**The task:**
Copy out every line holding the string "önce" from the records below.

**Supplied information:**
= = =
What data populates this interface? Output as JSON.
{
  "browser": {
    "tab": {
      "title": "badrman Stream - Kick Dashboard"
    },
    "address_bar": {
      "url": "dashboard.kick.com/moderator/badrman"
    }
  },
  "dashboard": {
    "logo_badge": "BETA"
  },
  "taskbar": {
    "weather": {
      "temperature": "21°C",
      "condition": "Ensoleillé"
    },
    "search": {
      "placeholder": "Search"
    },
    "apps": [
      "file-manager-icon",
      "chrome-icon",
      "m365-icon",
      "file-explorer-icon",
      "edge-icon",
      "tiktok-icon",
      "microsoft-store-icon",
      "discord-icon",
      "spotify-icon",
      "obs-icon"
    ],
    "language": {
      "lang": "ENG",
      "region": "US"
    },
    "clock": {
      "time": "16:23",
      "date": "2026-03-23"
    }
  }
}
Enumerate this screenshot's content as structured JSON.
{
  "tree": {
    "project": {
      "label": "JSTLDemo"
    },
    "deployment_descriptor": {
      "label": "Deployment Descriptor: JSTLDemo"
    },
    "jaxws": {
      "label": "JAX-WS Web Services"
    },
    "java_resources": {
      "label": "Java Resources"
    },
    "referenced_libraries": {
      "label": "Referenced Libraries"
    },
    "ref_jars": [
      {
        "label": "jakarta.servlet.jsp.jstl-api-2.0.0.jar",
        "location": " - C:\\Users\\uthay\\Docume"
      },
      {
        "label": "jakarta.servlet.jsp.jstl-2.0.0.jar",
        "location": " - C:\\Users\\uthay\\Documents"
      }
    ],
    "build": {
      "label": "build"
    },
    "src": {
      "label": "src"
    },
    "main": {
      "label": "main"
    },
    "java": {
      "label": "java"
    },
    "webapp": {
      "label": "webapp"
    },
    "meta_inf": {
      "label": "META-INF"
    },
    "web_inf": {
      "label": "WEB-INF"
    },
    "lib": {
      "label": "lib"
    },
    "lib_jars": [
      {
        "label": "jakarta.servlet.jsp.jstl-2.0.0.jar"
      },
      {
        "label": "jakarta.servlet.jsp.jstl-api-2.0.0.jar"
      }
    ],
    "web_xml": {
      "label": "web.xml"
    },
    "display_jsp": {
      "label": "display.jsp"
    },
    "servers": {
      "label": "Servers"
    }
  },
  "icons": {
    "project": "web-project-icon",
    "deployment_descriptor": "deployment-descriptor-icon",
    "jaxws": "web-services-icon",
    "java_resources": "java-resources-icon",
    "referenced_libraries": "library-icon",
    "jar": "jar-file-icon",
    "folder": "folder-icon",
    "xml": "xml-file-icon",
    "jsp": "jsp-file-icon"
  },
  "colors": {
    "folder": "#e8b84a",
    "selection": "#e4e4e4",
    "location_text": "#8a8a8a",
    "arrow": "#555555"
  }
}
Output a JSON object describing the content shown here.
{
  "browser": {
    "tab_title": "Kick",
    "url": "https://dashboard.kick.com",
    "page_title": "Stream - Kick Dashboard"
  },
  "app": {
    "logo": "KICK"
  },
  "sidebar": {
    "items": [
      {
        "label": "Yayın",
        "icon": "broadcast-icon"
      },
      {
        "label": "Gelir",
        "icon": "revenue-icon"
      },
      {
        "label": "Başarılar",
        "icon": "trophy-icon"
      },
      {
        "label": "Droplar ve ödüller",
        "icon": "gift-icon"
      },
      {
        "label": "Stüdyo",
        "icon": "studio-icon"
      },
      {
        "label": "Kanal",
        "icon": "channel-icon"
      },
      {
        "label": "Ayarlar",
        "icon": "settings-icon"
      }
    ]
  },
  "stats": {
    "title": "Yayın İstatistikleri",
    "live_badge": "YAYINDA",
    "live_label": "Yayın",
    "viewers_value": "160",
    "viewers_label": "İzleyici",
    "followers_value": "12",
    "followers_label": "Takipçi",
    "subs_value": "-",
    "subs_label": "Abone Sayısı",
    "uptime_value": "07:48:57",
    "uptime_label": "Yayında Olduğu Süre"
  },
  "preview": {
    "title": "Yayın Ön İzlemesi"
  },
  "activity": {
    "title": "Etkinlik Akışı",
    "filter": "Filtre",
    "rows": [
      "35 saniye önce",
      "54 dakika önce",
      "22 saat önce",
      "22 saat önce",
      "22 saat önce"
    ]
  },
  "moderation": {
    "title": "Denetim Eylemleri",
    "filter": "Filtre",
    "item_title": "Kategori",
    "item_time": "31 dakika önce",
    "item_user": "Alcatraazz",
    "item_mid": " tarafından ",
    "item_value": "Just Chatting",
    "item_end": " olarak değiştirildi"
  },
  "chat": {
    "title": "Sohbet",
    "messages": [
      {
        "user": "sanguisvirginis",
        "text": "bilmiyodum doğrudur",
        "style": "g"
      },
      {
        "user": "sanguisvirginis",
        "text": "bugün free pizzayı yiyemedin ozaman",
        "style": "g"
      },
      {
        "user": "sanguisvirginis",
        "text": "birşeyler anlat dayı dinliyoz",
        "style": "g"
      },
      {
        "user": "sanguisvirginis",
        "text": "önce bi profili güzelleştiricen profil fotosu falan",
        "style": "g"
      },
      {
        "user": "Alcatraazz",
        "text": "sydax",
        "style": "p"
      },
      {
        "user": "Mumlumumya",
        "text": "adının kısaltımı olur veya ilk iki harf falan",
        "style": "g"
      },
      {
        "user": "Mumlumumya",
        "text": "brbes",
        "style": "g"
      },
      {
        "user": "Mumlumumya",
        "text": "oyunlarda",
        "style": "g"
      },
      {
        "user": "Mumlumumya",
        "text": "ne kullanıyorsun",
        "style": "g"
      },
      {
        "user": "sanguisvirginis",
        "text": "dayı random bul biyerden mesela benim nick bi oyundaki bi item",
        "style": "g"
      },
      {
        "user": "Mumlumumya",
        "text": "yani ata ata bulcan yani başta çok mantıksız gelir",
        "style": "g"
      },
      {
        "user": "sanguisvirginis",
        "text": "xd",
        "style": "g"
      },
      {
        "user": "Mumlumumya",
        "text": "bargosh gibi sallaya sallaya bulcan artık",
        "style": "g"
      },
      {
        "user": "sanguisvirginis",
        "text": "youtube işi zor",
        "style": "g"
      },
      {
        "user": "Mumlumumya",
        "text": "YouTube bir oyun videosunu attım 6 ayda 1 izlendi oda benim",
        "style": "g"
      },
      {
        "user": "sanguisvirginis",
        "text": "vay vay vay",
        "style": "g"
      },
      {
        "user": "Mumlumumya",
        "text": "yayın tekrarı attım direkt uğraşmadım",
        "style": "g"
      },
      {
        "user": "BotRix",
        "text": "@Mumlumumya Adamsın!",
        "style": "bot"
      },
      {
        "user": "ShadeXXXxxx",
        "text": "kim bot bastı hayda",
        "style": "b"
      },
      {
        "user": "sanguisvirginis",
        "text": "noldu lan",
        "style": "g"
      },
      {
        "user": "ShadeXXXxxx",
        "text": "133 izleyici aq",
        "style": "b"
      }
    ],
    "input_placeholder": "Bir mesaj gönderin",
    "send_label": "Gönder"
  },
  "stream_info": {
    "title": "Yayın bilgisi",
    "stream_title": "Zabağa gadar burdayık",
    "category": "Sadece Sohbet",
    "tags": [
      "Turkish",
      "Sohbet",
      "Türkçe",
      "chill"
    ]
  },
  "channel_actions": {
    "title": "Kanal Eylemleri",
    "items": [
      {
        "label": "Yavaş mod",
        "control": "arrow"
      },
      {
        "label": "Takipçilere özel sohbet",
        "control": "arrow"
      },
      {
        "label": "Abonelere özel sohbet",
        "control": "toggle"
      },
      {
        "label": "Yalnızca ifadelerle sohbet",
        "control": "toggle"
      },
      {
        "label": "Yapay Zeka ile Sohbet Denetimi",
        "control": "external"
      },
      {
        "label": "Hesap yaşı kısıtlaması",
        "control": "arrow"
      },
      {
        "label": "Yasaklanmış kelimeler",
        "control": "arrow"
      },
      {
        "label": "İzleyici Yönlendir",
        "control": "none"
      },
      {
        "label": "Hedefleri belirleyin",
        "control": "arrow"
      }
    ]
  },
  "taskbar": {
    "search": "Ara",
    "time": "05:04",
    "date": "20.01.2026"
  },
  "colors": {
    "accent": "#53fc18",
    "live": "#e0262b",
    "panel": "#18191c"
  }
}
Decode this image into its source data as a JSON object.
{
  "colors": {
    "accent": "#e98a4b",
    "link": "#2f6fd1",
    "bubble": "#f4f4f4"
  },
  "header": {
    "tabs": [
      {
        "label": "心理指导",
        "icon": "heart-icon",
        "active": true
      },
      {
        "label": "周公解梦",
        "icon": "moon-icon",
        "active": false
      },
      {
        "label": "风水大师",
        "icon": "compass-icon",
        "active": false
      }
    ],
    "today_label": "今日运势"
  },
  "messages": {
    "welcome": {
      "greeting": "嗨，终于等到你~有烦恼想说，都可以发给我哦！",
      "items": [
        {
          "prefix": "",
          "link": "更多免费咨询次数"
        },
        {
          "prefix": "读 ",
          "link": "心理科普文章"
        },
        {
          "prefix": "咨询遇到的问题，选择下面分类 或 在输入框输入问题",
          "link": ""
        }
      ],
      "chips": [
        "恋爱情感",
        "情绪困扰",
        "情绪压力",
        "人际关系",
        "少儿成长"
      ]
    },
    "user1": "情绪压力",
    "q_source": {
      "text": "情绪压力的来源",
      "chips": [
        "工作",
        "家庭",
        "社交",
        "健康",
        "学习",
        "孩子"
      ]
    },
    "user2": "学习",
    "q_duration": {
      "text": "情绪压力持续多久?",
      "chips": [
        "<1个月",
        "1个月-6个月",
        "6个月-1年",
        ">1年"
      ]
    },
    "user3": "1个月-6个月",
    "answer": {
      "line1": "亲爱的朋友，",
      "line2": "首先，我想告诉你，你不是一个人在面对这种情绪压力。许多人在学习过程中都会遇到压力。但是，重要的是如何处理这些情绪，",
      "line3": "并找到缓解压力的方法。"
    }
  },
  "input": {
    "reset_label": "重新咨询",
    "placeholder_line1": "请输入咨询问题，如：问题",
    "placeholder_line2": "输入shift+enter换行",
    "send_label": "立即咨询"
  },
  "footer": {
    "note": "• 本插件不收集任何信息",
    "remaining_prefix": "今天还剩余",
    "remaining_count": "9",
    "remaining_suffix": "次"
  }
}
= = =
**Problem solution:**
      "35 saniye önce",
      "54 dakika önce",
      "22 saat önce",
      "22 saat önce",
      "22 saat önce"
    "item_time": "31 dakika önce",
        "text": "önce bi profili güzelleştiricen profil fotosu falan",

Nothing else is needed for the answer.